There are a number of myths going around on the internet, and we do fall for many of them, and it is not entirely our fault. The Internet does provide us with many useful ideas and, every once in a while, a myth that could really put us off.
That is where we come to your rescue, and through this blog, we aim to debunk a major one. Can you get STDs from the toilet seat? Read along to know the answer.
Can You Get An STD From The Toilet Seat?
When you go out, your biggest fear might be finding a good restroom. Clean, hygienic, and obviously used, but not too much. However, the moment we think about a public restroom, the image that comes to mind is not comforting at all. Even if it’s tidy, it is something strangers use, right? It could lead to an STD.

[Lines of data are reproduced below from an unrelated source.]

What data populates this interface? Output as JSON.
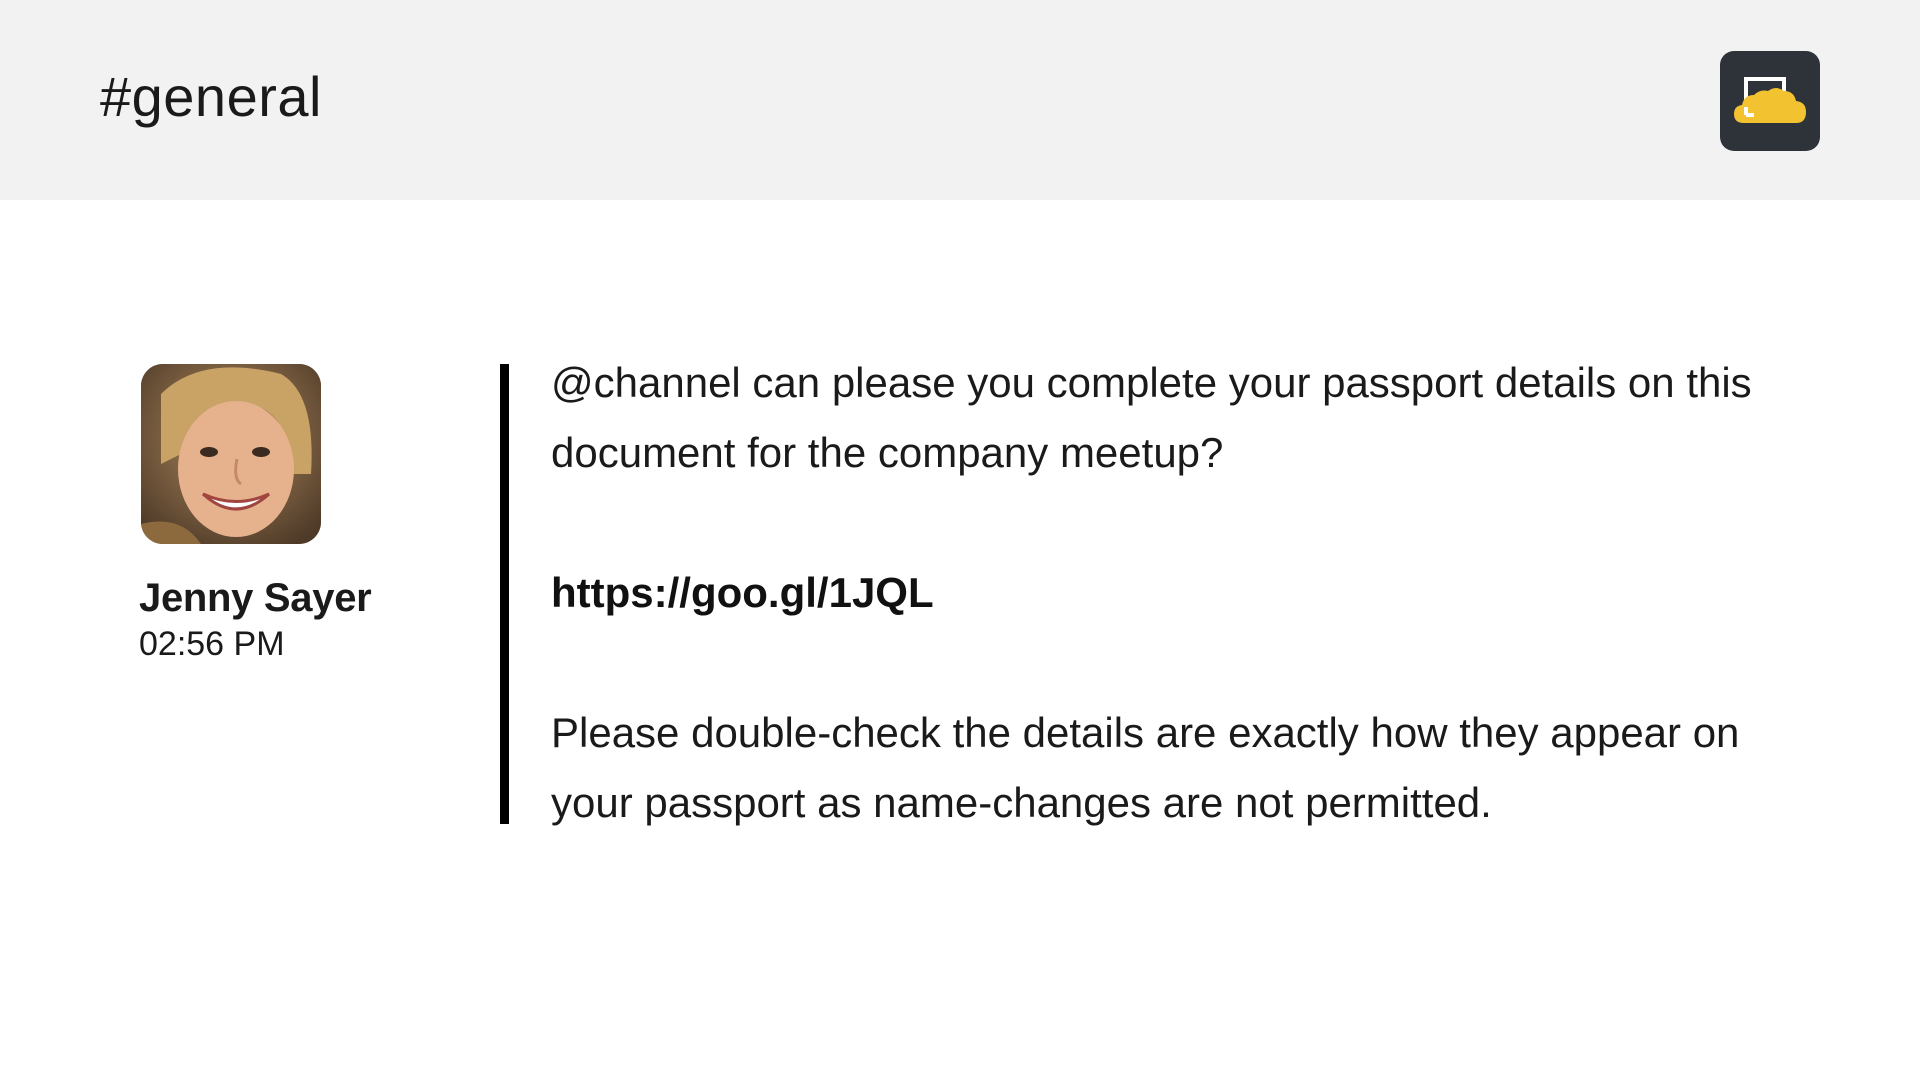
{
  "header": {
    "channel_title": "#general",
    "logo_icon": "cloud-screen-logo-icon",
    "logo_bg": "#2e3239",
    "logo_accent": "#f2c230"
  },
  "message": {
    "author": "Jenny Sayer",
    "time": "02:56 PM",
    "avatar_icon": "user-avatar-photo",
    "paragraph_1": "@channel can please you complete your passport details on this document for the company meetup?",
    "link": "https://goo.gl/1JQL",
    "paragraph_2": "Please double-check the details are exactly how they appear on your passport as name-changes are not permitted."
  },
  "colors": {
    "header_bg": "#f2f2f2",
    "page_bg": "#ffffff",
    "quote_bar": "#000000",
    "text": "#1a1a1a"
  }
}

Certainly, the internet thinks so; it might be true. Then let us be the myth-busters. There is no actual scientific evidence that suggests that sitting on a toilet seat can cause STDs. STDs can be contracted by sexual contact or by exchanging needles with an infected person.

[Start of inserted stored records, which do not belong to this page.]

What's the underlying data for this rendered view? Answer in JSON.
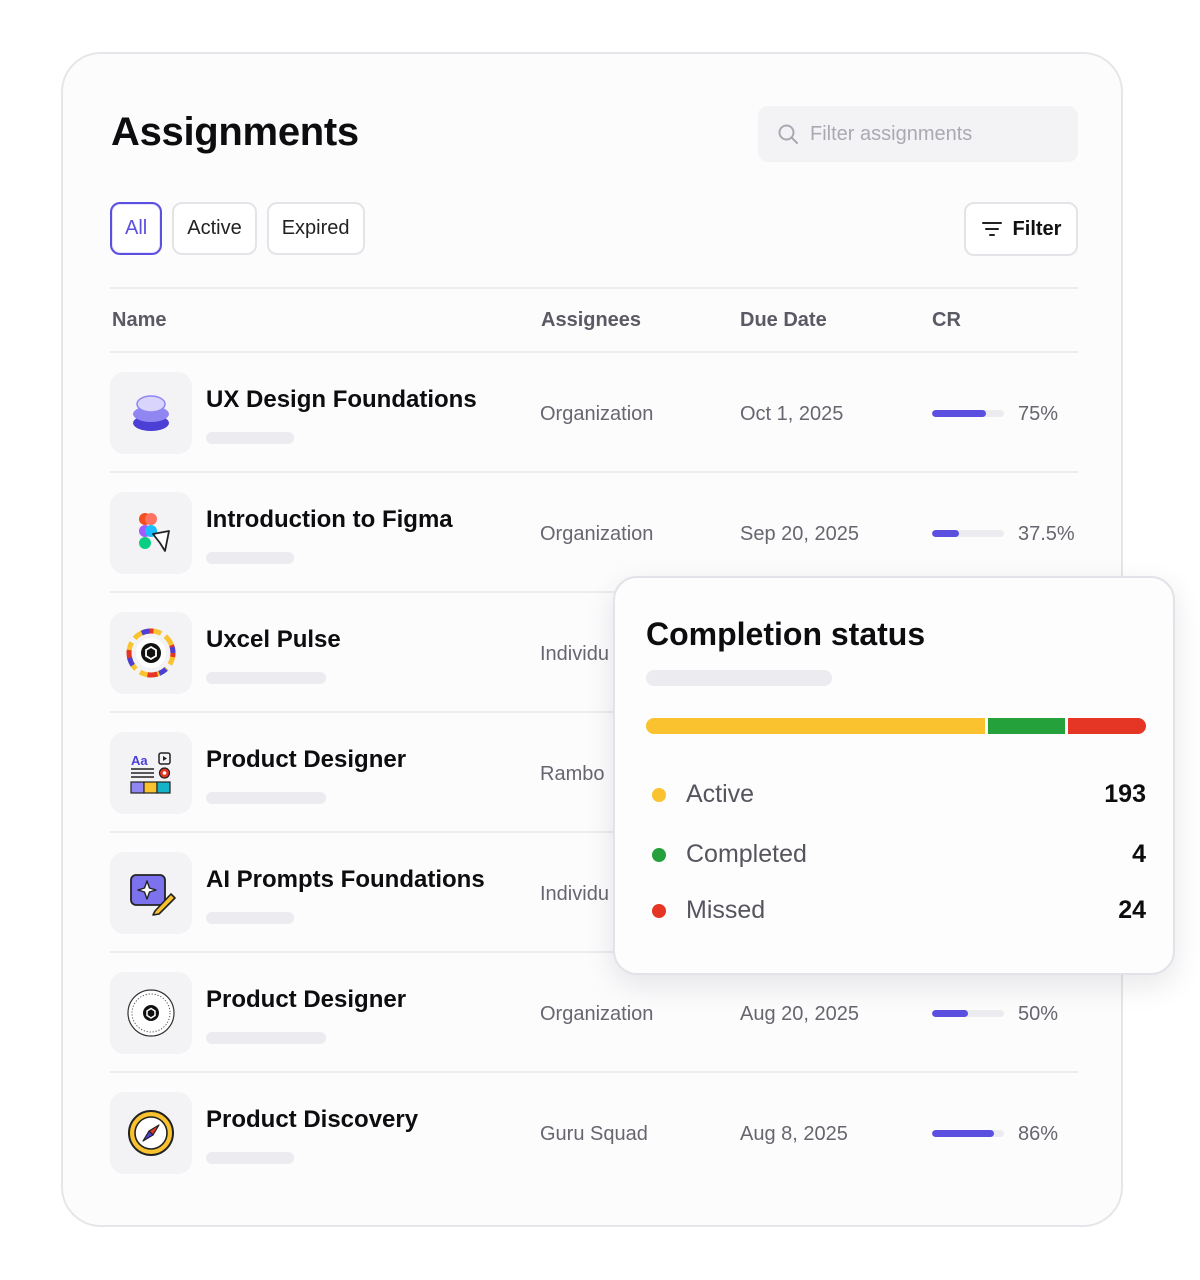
{
  "header": {
    "title": "Assignments",
    "search_placeholder": "Filter assignments"
  },
  "tabs": [
    {
      "label": "All",
      "selected": true
    },
    {
      "label": "Active",
      "selected": false
    },
    {
      "label": "Expired",
      "selected": false
    }
  ],
  "filter_button": {
    "label": "Filter",
    "icon": "filter-lines-icon"
  },
  "table": {
    "columns": [
      "Name",
      "Assignees",
      "Due Date",
      "CR"
    ],
    "rows": [
      {
        "name": "UX Design Foundations",
        "icon": "layers-stack-icon",
        "assignee": "Organization",
        "due": "Oct 1, 2025",
        "cr": "75%",
        "cr_value": 0.75
      },
      {
        "name": "Introduction to Figma",
        "icon": "figma-logo-icon",
        "assignee": "Organization",
        "due": "Sep 20, 2025",
        "cr": "37.5%",
        "cr_value": 0.375
      },
      {
        "name": "Uxcel Pulse",
        "icon": "pulse-badge-icon",
        "assignee": "Individu",
        "due": "",
        "cr": "",
        "cr_value": null
      },
      {
        "name": "Product Designer",
        "icon": "design-kit-icon",
        "assignee": "Rambo",
        "due": "",
        "cr": "",
        "cr_value": null
      },
      {
        "name": "AI Prompts Foundations",
        "icon": "ai-sparkle-pencil-icon",
        "assignee": "Individu",
        "due": "",
        "cr": "",
        "cr_value": null
      },
      {
        "name": "Product Designer",
        "icon": "certificate-seal-icon",
        "assignee": "Organization",
        "due": "Aug 20, 2025",
        "cr": "50%",
        "cr_value": 0.5
      },
      {
        "name": "Product Discovery",
        "icon": "compass-icon",
        "assignee": "Guru Squad",
        "due": "Aug 8, 2025",
        "cr": "86%",
        "cr_value": 0.86
      }
    ]
  },
  "completion": {
    "title": "Completion status",
    "items": [
      {
        "label": "Active",
        "value": "193",
        "count": 193,
        "color": "#f9c22e"
      },
      {
        "label": "Completed",
        "value": "4",
        "count": 4,
        "color": "#24a13a"
      },
      {
        "label": "Missed",
        "value": "24",
        "count": 24,
        "color": "#e53524"
      }
    ]
  },
  "colors": {
    "accent": "#5b4fe0"
  }
}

This means you need to be in direct contact with the person, and he or she should share bacteria, parasites, or viruses with you. Since neither of these happens when you use the same restroom, it cannot cause an STD.
Other Reasons Why Toilet Seats Cannot Be Carriers Of STD

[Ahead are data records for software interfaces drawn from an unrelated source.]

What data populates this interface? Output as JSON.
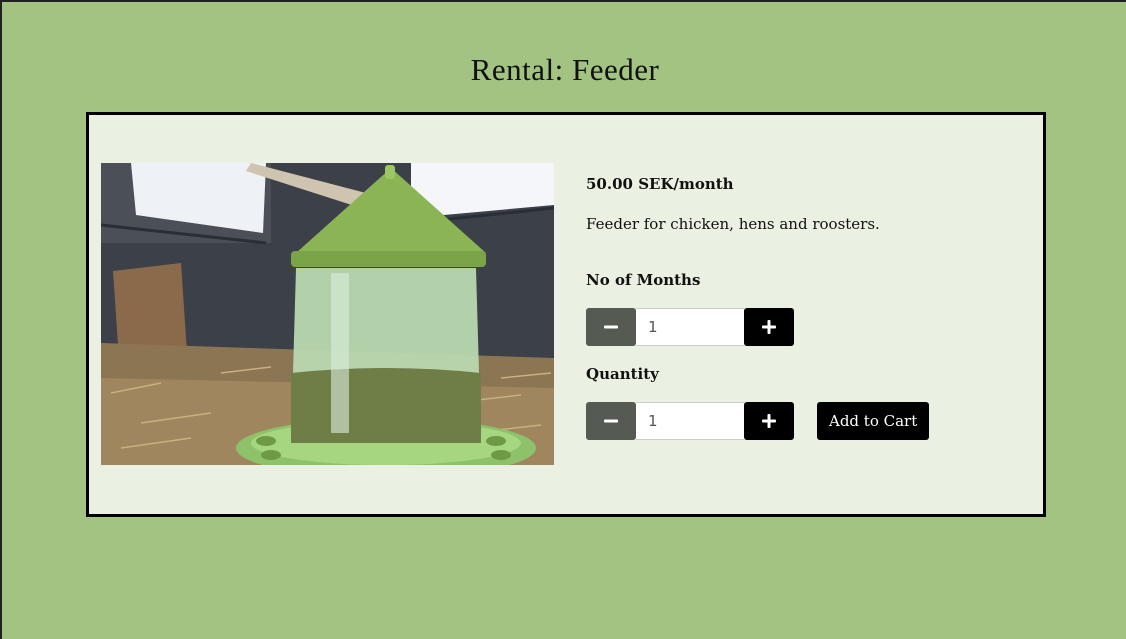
{
  "page": {
    "title": "Rental: Feeder"
  },
  "product": {
    "image_alt": "Feeder",
    "price": "50.00 SEK/month",
    "description": "Feeder for chicken, hens and roosters."
  },
  "months": {
    "label": "No of Months",
    "value": "1",
    "decrement_icon": "minus-icon",
    "increment_icon": "plus-icon"
  },
  "quantity": {
    "label": "Quantity",
    "value": "1",
    "decrement_icon": "minus-icon",
    "increment_icon": "plus-icon"
  },
  "cart": {
    "add_label": "Add to Cart"
  },
  "colors": {
    "page_background": "#a3c383",
    "card_background": "#eaf0e2",
    "minus_button": "#555a52",
    "plus_button": "#000000"
  }
}
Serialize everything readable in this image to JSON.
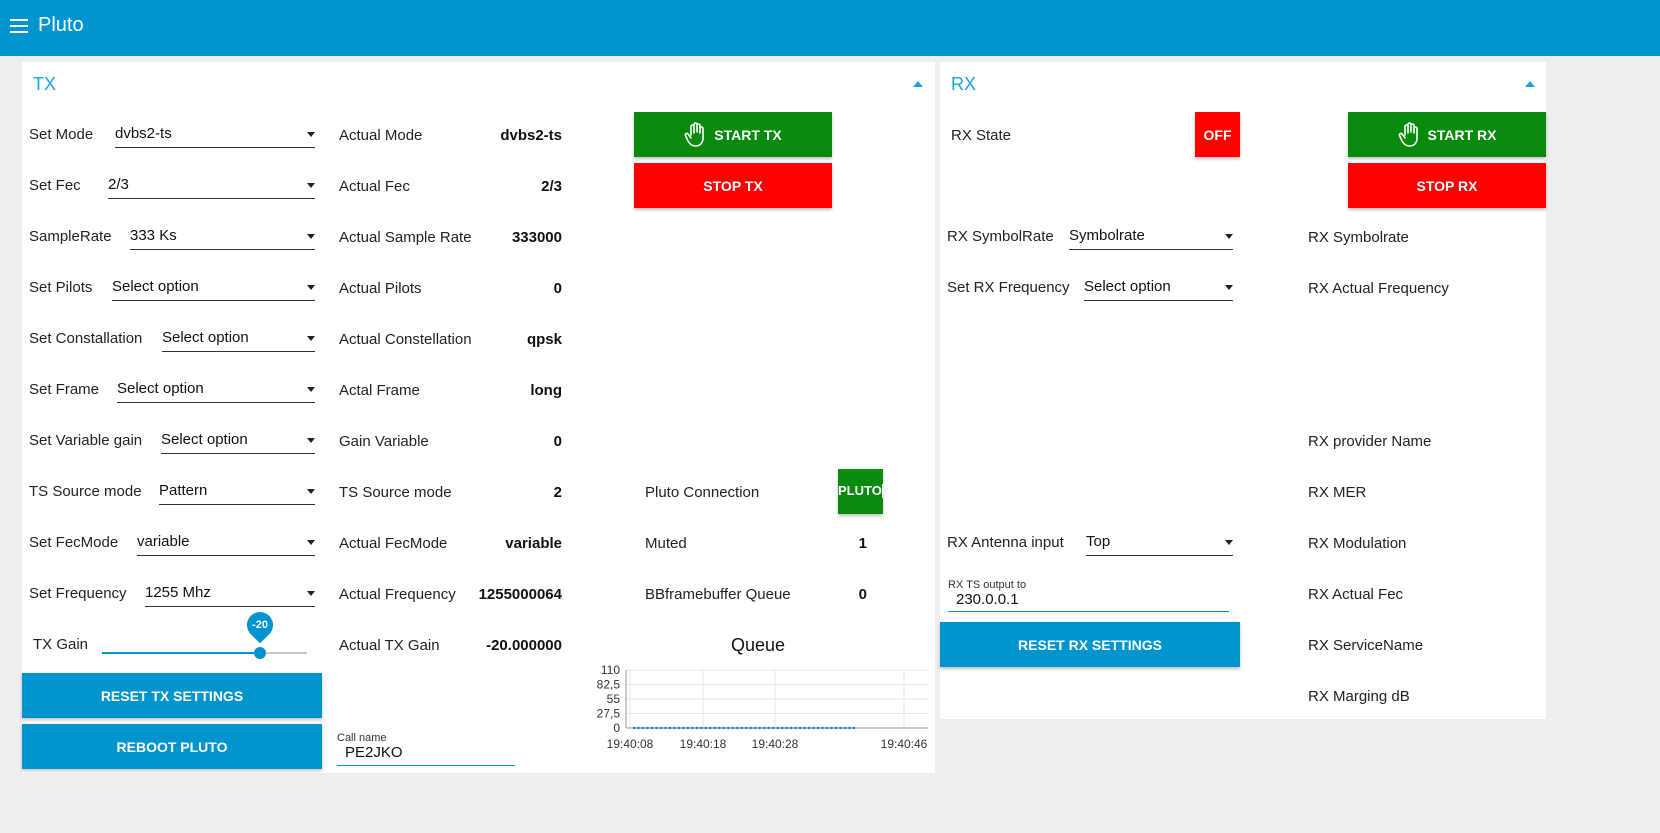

There are other reasons why toilet seats cannot be carriers of STD bacteria. Firstly, there is no chance of the bacteria or viruses surviving on a surface for a prolonged period of time. If you have an open wound, you might have a chance of being infected, but casual contact can change nothing.
Secondly, there is no conducive environment available on the toilet seat for bacteria to thrive. If the restrooms are disinfected regularly, bacteria, if any, would certainly perish. Lastly, skin or urine cannot carry the STD bacteria. They can only be transferred through body fluids and are often found in rectal or genital tissues.
Precautions To Take While Using Public Toilets
Though getting infected from a toilet seat is considerably low, that doesn’t mean you cannot use caution when using a public restroom. It is always advisable to keep in mind some pointers so that you can prevent getting affected by STDs.
- Avoid direct contact with surfaces: You can either use toilet seat covers or maybe tissue paper to cover the surface of the toilet seat before using it. This can protect you from rubbing off any fluids.
- Practice good hygiene: Every time you use a public restroom, make sure that you wash your hands for at least 20 seconds using soap and water.
- Use hand sanitizer: To add an extra layer of protection, you can use an alcohol-based hand sanitizer. Remember to use hand sanitizer after washing your hands properly.
- Avoid touching your face: If you think your hands are unclean,n please refrain from touching your eyes, face, mouth, or nose to avoid the membranes.
- Choose clean restrooms: Make sure you use facilities that are clean and proper.
- Educate yourself: Read on what can or cannot harm you Know the causes and take precautions.
There are some additional strategies one could adopt to make themselves safe.
Additional Tips To Prevent STD
- Practice safe sex: As we know, the primary cause of STDs is unsafe sex. Use condoms.
- Get vaccinated: Some of the kinds of STIs have vaccines. The human papillomavirus has a vaccine that can be administered to males and females. Taking HPV vaccines can protect you from cancer as well. Hepatitis B also has a vaccine, and you should consider taking it.
- Know your partner better: Before having sexual relations, it is ideal to know more about your partner’s sexual history.
- Limit sexual partners: Multiple sexual partners can increase your risk of STIs.
- Get tested: Even if you have multiple partners, make sure you are tested.
- Avoid sharing needles: Don’t share needles at any cost. Always make sure you use a clean and fresh one.
- Consider PrEP: This is a medicine that could be taken by anyone who has a higher risk of exposure. Always let your health worker guide you.
- Regular health checkups: This means complete body checkups, including saliva, blood, and x-rays as well. This is important because sometimes STDs can present without symptoms.